Finally, it’s probably also no accident that the cult of the badass R.B.G. arose at almost the same moment when academics and public intellectuals on the left began to announce it was time for her to retire; that political expediency and timing meant that if she stepped aside when Obama could still confirm a replacement, it would save the court from years—if not decades—of conservative control. Part of lionizing Ginsburg as a menacing giant is a way of saying, well, yeah she’s had two cancer scares and that heart thing and sometimes she looks like if you handed her the Restatement of Torts she’d fall over, but she can still kill you while you’re sleeping, using nothing but a lacy jabot. It’s a bit of magical thinking, perhaps, but also a young feminist’s answer to ideas of male power, longevity, and authority as expressed in the popular media. It’s a way of crossing your fingers and defending Ginsburg for staying on, even if she looks frail and falls asleep at the State of the Union.
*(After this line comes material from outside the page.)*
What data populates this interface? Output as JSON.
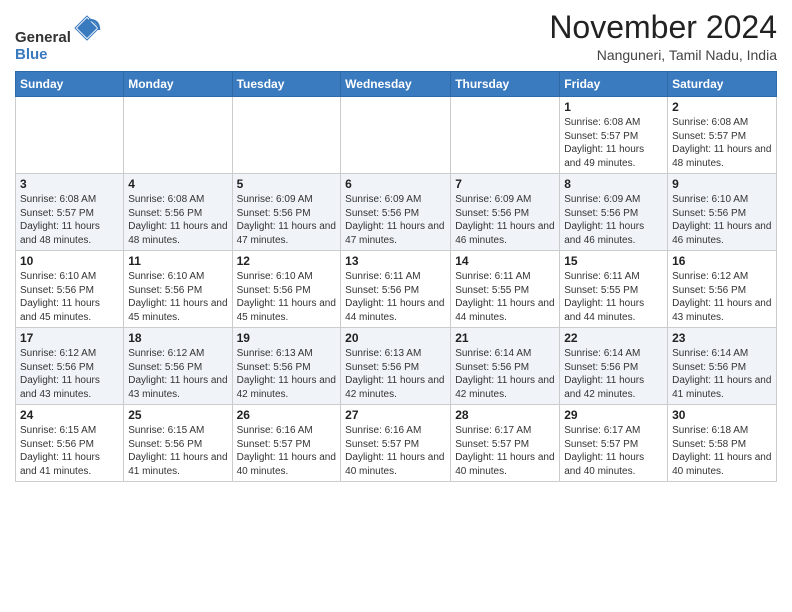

People who watch the court for a living, like me, don’t know quite what to make of the whole Notorious phenomenon, or the fact that nobody is enjoying this notoriety more than Ginsburg. But Ginsburg has been saying for years that the generations of young women who came after her needed to step in and fight the fight she’s been leading since before they were born. Tumblr, Twitter, and images of huge rippling biceps might not be Ginsburg’s first choice for weapons in the gender war. But given that they appear to be engaging so many young women, maybe they’re weapons Ginsburg’s willing to deploy.